Just about the busiest man in showbiz, Arctic Monkeys frontman Alex Turner is back with a brand spanking new album. Not content with winning every award under the sun last month, Turner has formed a new band with little-known indie mate Miles Kane, frontman for Scouse rockers The Rascals. They’re called The Last Shadow Puppets, the album’s out in April, and it’s set to be quite an event.
Turner and Kane got pally when the Monkeys toured with the latter’s old group, The Little Flames. Kane then added some extra guitar to the now gong-laden album ‘Favourite Worst Nightmare’, and the pair began cranking out songs. Turner in particular sounds rather enamoured with the collaborative process.
“The fact that we were writing together seems to make it stronger,” he says. “You’re not as exposed as you are if it’s just you on your own. I do like the partnership thing.”
Kane agrees: “It’s not a chore, it’s enjoyment. It’s great finding that with someone else, a dead good friend.”

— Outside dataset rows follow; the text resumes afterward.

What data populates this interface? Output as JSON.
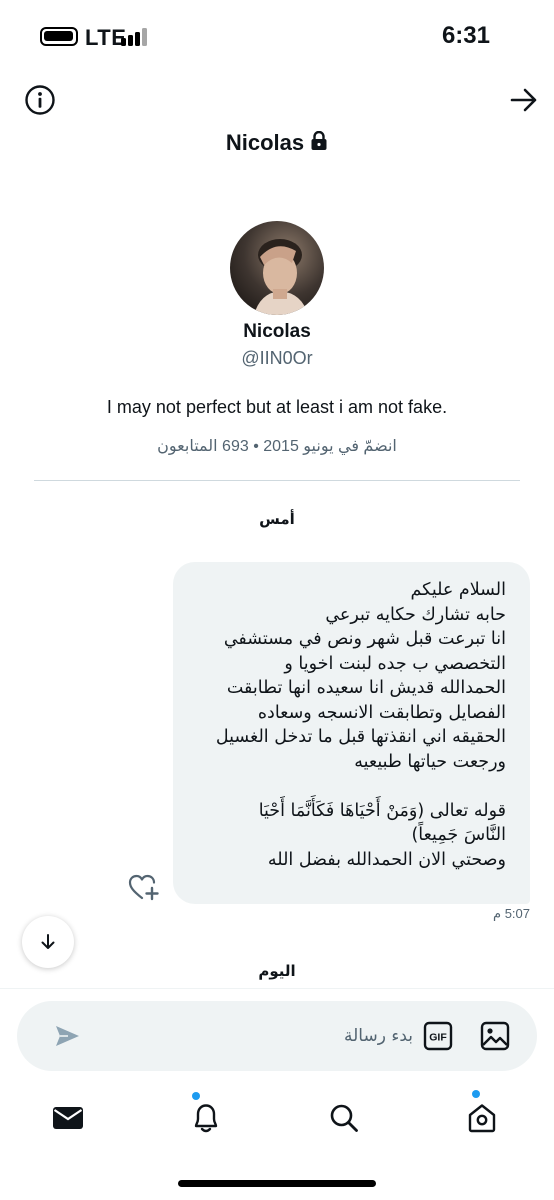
{
  "status_bar": {
    "network": "LTE",
    "time": "6:31"
  },
  "header": {
    "title": "Nicolas",
    "icons": {
      "info": "info-icon",
      "back": "arrow-right-icon",
      "lock": "lock-icon"
    }
  },
  "profile": {
    "name": "Nicolas",
    "handle": "@IIN0Or",
    "bio": "I may not perfect but at least i am not fake.",
    "meta": "انضمّ في يونيو 2015 • 693 المتابعون"
  },
  "conversation": {
    "yesterday_label": "أمس",
    "today_label": "اليوم",
    "message": {
      "text": "السلام عليكم\nحابه تشارك حكايه تبرعي\nانا تبرعت قبل شهر ونص في مستشفي\nالتخصصي ب جده لبنت اخويا و\nالحمدالله قديش انا سعيده انها تطابقت\nالفصايل وتطابقت الانسجه وسعاده\nالحقيقه اني انقذتها قبل ما تدخل الغسيل\nورجعت حياتها طبيعيه\n\nقوله تعالى (وَمَنْ أَحْيَاهَا فَكَأَنَّمَا أَحْيَا\nالنَّاسَ جَمِيعاً)\nوصحتي الان الحمدالله بفضل الله",
      "time": "5:07 م"
    }
  },
  "composer": {
    "placeholder": "بدء رسالة",
    "gif_label": "GIF"
  },
  "tabs": [
    {
      "name": "mail",
      "icon": "mail-icon",
      "badge": false
    },
    {
      "name": "notifications",
      "icon": "bell-icon",
      "badge": true
    },
    {
      "name": "search",
      "icon": "search-icon",
      "badge": false
    },
    {
      "name": "home",
      "icon": "home-icon",
      "badge": true
    }
  ],
  "colors": {
    "accent": "#1d9bf0",
    "bubble": "#eff3f4",
    "secondary_text": "#536471",
    "primary_text": "#0f1419"
  }
}
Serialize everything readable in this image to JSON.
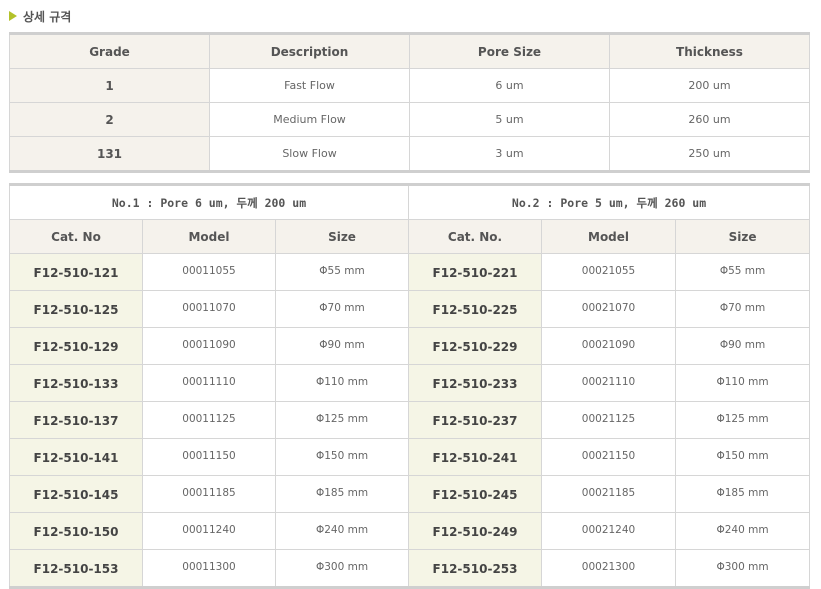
{
  "section": {
    "title": "상세 규격",
    "icon": "triangle-bullet-icon",
    "accent_color": "#b3c22a"
  },
  "grade_table": {
    "headers": [
      "Grade",
      "Description",
      "Pore Size",
      "Thickness"
    ],
    "rows": [
      {
        "grade": "1",
        "description": "Fast Flow",
        "pore": "6 um",
        "thickness": "200 um"
      },
      {
        "grade": "2",
        "description": "Medium Flow",
        "pore": "5 um",
        "thickness": "260 um"
      },
      {
        "grade": "131",
        "description": "Slow Flow",
        "pore": "3 um",
        "thickness": "250 um"
      }
    ]
  },
  "catalog_table": {
    "group_left": "No.1 : Pore 6 um, 두께 200 um",
    "group_right": "No.2 : Pore 5 um, 두께 260 um",
    "headers_left": [
      "Cat. No",
      "Model",
      "Size"
    ],
    "headers_right": [
      "Cat. No.",
      "Model",
      "Size"
    ],
    "rows": [
      {
        "cat1": "F12-510-121",
        "model1": "00011055",
        "size1": "Φ55 mm",
        "cat2": "F12-510-221",
        "model2": "00021055",
        "size2": "Φ55 mm"
      },
      {
        "cat1": "F12-510-125",
        "model1": "00011070",
        "size1": "Φ70 mm",
        "cat2": "F12-510-225",
        "model2": "00021070",
        "size2": "Φ70 mm"
      },
      {
        "cat1": "F12-510-129",
        "model1": "00011090",
        "size1": "Φ90 mm",
        "cat2": "F12-510-229",
        "model2": "00021090",
        "size2": "Φ90 mm"
      },
      {
        "cat1": "F12-510-133",
        "model1": "00011110",
        "size1": "Φ110 mm",
        "cat2": "F12-510-233",
        "model2": "00021110",
        "size2": "Φ110 mm"
      },
      {
        "cat1": "F12-510-137",
        "model1": "00011125",
        "size1": "Φ125 mm",
        "cat2": "F12-510-237",
        "model2": "00021125",
        "size2": "Φ125 mm"
      },
      {
        "cat1": "F12-510-141",
        "model1": "00011150",
        "size1": "Φ150 mm",
        "cat2": "F12-510-241",
        "model2": "00021150",
        "size2": "Φ150 mm"
      },
      {
        "cat1": "F12-510-145",
        "model1": "00011185",
        "size1": "Φ185 mm",
        "cat2": "F12-510-245",
        "model2": "00021185",
        "size2": "Φ185 mm"
      },
      {
        "cat1": "F12-510-150",
        "model1": "00011240",
        "size1": "Φ240 mm",
        "cat2": "F12-510-249",
        "model2": "00021240",
        "size2": "Φ240 mm"
      },
      {
        "cat1": "F12-510-153",
        "model1": "00011300",
        "size1": "Φ300 mm",
        "cat2": "F12-510-253",
        "model2": "00021300",
        "size2": "Φ300 mm"
      }
    ]
  }
}
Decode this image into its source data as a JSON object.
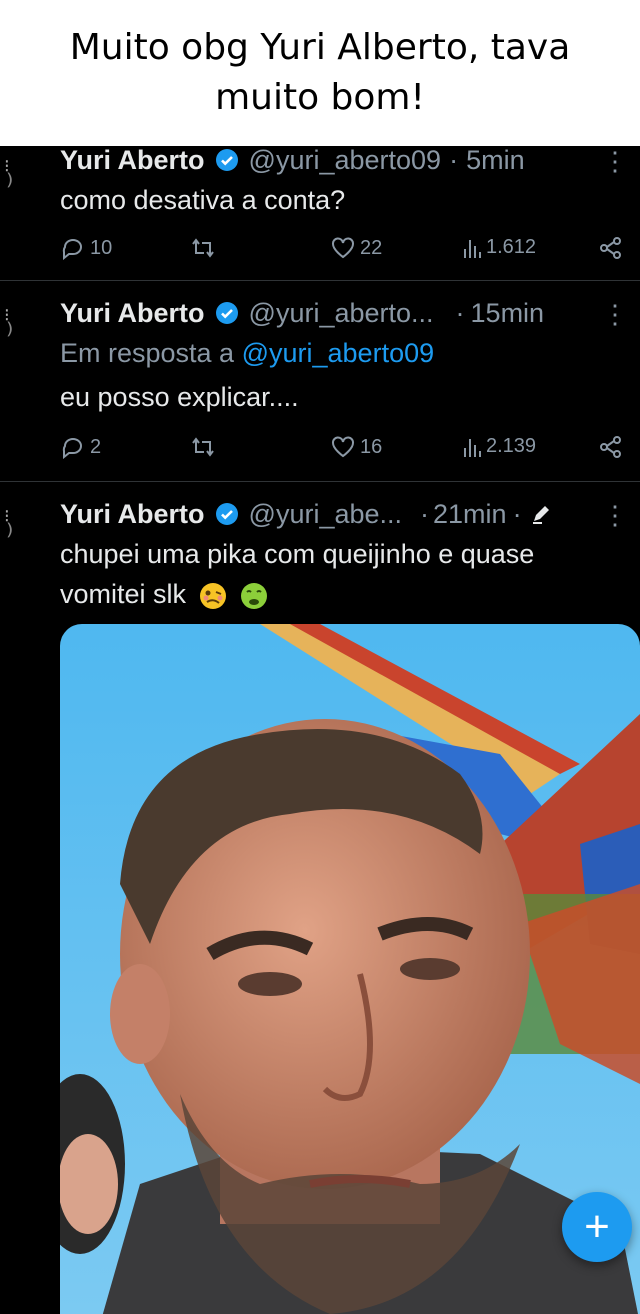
{
  "caption": "Muito obg Yuri Alberto, tava muito bom!",
  "tweets": [
    {
      "name": "Yuri Aberto",
      "handle": "@yuri_aberto09",
      "sep": "·",
      "time": "5min",
      "text": "como desativa a conta?",
      "replies": "10",
      "likes": "22",
      "views": "1.612"
    },
    {
      "name": "Yuri Aberto",
      "handle": "@yuri_aberto...",
      "sep": "·",
      "time": "15min",
      "reply_prefix": "Em resposta a",
      "reply_to": "@yuri_aberto09",
      "text": "eu posso explicar....",
      "replies": "2",
      "likes": "16",
      "views": "2.139"
    },
    {
      "name": "Yuri Aberto",
      "handle": "@yuri_abe...",
      "sep": "·",
      "time": "21min",
      "sep2": "·",
      "text_line1": "chupei uma pika com queijinho e quase",
      "text_line2": "vomitei slk"
    }
  ],
  "fab_label": "+",
  "colors": {
    "accent": "#1d9bf0",
    "muted": "#8b98a5",
    "background": "#000000"
  },
  "icons": [
    "reply-icon",
    "retweet-icon",
    "like-icon",
    "views-icon",
    "share-icon",
    "verified-icon",
    "more-icon",
    "edit-icon"
  ]
}
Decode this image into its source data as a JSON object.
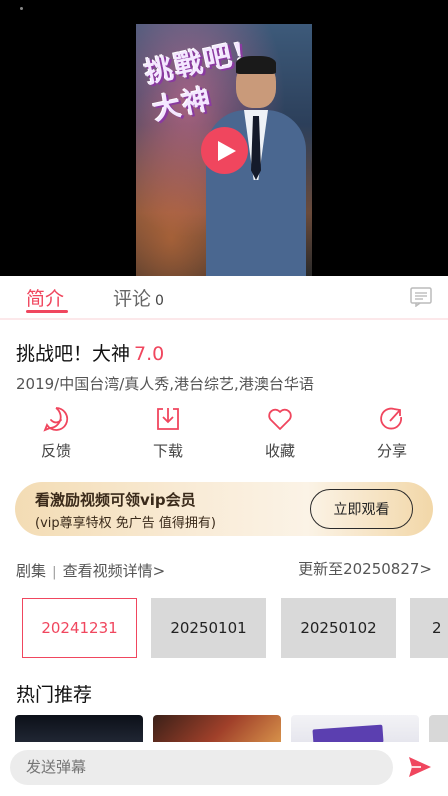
{
  "player": {
    "thumbnail_logo": "挑戰吧!大神"
  },
  "tabs": [
    {
      "label": "简介"
    },
    {
      "label": "评论",
      "count": "0"
    }
  ],
  "show": {
    "title": "挑战吧！大神",
    "score": "7.0",
    "meta": "2019/中国台湾/真人秀,港台综艺,港澳台华语"
  },
  "actions": [
    {
      "label": "反馈",
      "icon": "feedback-icon"
    },
    {
      "label": "下载",
      "icon": "download-icon"
    },
    {
      "label": "收藏",
      "icon": "heart-icon"
    },
    {
      "label": "分享",
      "icon": "share-icon"
    }
  ],
  "vip": {
    "title": "看激励视频可领vip会员",
    "subtitle": "(vip尊享特权 免广告 值得拥有)",
    "button": "立即观看"
  },
  "episodes": {
    "label": "剧集",
    "details_link": "查看视频详情>",
    "update": "更新至20250827>",
    "items": [
      "20241231",
      "20250101",
      "20250102",
      "2"
    ],
    "selected": "20241231"
  },
  "hot": {
    "title": "热门推荐"
  },
  "bottom": {
    "placeholder": "发送弹幕"
  },
  "colors": {
    "accent": "#f0465e"
  }
}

The resulting record, ‘The Age Of The Understatement’, is culled from more esoteric influences than Turner’s usual output, notably David Bowie, enigmatic crooner Scott Walker and psychedelic Sixties producer David Axelrod. Simian Mobile Disco chap James Ford is still on board as producer though, after his sterling work on that last Monkeys LP, and also plays drums. Meanwhile they also drafted in the London Metropolitan Orchestra to add a bevy of strings, with casual acquaintance Owen Pallett of Final Fantasy conducting.
“He was a bit nervous – he’s young and hadn’t done something like this before – but that added to the record,” explains Turner. “I think the strings are terrific, they’ve really brought the songs to life.”
They had a more profound effect on Kane: “‘I walked into the studio when they were doing ‘Meeting Place’ – this little song you’ve written in your bedroom is being played by an orchestra! I went cold.”
“It’s a dangerous game,” admits Turner, “we could have almost ruined it if it all got too lush.”
Instead, their debut single – album title track ‘The Age Of The Understatement’ – is overblown in all the right ways; a gloriously rollicking Morricone pastiche, replete with drums like thundering hooves and an expensive looking video involving lots of eastern European tanks. They may be a side project, but The Last Shadow Puppets are clearly a serious proposition.